• Assignment
Using the entries that follow, report the number of lines that include the string "Scale", without any other text.

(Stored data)
/---

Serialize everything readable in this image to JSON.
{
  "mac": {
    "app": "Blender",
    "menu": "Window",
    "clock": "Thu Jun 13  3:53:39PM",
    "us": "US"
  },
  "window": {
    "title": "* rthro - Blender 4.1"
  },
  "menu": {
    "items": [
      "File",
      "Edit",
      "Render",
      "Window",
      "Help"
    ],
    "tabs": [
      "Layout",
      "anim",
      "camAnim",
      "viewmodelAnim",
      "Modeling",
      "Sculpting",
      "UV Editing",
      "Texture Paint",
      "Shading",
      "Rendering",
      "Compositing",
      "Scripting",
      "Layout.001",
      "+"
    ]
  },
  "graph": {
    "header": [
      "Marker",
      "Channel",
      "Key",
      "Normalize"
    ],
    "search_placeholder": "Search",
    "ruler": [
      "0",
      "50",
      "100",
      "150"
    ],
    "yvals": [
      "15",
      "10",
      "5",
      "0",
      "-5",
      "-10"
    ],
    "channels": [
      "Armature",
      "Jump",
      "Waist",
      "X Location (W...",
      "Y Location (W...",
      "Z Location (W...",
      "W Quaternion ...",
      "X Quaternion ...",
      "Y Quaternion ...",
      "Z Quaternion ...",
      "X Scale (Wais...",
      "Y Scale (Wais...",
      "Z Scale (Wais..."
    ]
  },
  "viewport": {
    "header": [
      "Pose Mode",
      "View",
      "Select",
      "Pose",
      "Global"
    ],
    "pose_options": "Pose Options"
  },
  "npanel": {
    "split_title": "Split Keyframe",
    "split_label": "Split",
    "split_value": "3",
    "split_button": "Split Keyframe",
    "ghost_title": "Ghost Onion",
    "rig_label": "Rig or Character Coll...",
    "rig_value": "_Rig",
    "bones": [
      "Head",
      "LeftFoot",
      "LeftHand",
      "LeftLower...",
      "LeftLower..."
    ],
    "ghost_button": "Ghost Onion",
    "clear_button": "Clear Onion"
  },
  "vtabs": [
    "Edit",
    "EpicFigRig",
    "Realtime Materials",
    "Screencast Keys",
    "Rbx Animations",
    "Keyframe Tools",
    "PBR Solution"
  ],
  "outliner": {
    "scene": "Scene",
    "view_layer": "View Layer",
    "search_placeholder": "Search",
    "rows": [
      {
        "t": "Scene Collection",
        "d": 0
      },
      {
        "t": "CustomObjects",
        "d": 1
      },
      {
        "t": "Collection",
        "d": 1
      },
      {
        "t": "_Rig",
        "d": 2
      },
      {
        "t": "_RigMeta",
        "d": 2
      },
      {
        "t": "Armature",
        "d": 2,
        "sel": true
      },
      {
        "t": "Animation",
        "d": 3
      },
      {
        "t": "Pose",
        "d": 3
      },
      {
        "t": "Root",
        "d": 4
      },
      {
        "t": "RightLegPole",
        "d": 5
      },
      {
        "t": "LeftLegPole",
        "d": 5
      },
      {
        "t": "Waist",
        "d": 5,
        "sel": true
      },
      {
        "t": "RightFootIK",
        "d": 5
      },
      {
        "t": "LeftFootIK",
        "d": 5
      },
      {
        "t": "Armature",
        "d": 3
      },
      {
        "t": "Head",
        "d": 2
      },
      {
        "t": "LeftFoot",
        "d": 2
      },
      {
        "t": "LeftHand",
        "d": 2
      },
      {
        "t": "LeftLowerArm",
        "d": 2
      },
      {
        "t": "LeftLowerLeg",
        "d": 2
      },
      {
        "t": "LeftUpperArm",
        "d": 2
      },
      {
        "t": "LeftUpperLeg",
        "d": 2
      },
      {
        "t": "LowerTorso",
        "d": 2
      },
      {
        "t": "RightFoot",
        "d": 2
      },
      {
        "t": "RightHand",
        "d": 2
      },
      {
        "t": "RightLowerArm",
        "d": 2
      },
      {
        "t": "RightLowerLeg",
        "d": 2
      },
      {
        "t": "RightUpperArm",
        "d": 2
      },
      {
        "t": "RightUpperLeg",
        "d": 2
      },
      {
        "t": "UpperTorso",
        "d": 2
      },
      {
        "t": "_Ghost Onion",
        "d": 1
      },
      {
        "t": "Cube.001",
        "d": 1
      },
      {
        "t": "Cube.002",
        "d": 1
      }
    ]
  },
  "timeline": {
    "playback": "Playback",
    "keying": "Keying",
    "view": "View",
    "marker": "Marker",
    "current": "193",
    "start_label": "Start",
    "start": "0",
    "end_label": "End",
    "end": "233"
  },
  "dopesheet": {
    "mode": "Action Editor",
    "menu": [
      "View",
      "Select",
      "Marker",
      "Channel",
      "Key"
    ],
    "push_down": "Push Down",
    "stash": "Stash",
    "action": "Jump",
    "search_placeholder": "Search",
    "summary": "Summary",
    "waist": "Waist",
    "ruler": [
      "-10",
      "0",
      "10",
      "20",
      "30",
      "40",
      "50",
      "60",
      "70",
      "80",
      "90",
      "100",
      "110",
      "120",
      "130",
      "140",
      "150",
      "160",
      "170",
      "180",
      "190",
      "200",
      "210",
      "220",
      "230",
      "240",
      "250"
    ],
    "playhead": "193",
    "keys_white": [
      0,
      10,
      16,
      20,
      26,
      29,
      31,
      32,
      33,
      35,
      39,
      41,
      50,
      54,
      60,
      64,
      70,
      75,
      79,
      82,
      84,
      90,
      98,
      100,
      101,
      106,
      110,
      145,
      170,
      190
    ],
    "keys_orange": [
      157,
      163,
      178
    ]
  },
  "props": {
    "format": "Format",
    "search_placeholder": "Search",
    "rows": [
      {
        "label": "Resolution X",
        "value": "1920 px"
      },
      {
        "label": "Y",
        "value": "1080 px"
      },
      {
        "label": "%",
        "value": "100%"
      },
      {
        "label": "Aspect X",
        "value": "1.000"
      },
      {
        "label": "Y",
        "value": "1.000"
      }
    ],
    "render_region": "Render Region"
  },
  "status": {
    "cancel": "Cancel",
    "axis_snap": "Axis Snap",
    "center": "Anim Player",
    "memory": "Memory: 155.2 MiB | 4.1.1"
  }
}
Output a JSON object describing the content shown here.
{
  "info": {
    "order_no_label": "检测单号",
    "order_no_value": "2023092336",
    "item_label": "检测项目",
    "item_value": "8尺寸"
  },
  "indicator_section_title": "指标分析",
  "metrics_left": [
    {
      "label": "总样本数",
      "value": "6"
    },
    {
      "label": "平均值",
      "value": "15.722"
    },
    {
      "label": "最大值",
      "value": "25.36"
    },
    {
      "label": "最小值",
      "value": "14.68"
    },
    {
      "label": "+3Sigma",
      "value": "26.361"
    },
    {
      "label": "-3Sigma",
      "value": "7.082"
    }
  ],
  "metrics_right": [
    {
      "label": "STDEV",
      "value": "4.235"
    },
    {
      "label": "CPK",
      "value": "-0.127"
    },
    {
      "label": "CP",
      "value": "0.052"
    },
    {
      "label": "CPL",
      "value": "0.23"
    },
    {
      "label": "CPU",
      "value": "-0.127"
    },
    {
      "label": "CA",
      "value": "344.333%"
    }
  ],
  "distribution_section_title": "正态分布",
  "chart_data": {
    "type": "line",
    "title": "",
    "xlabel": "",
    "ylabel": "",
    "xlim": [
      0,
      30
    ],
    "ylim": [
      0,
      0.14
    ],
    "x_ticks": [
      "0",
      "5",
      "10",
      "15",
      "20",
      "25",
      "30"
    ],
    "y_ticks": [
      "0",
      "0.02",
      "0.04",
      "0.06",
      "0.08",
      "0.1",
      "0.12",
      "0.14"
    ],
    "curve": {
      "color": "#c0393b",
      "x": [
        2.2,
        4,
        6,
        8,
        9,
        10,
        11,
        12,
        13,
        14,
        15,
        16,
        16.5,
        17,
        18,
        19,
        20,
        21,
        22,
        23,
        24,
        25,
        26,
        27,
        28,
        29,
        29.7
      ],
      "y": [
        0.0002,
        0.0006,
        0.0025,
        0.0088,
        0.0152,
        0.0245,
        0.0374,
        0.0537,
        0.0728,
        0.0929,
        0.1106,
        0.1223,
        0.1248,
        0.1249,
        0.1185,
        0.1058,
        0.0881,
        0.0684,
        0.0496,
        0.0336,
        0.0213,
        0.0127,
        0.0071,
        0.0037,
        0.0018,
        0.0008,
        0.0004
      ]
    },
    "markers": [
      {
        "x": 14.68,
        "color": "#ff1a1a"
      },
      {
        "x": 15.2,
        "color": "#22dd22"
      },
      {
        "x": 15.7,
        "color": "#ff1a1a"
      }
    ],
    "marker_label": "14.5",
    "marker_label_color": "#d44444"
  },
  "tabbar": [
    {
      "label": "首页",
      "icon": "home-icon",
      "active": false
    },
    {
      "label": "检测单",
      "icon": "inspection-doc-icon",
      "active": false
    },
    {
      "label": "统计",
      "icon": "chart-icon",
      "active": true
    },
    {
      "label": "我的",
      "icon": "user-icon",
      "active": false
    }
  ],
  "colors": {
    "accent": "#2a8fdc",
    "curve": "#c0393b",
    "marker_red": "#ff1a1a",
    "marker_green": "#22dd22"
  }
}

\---

• Output below
3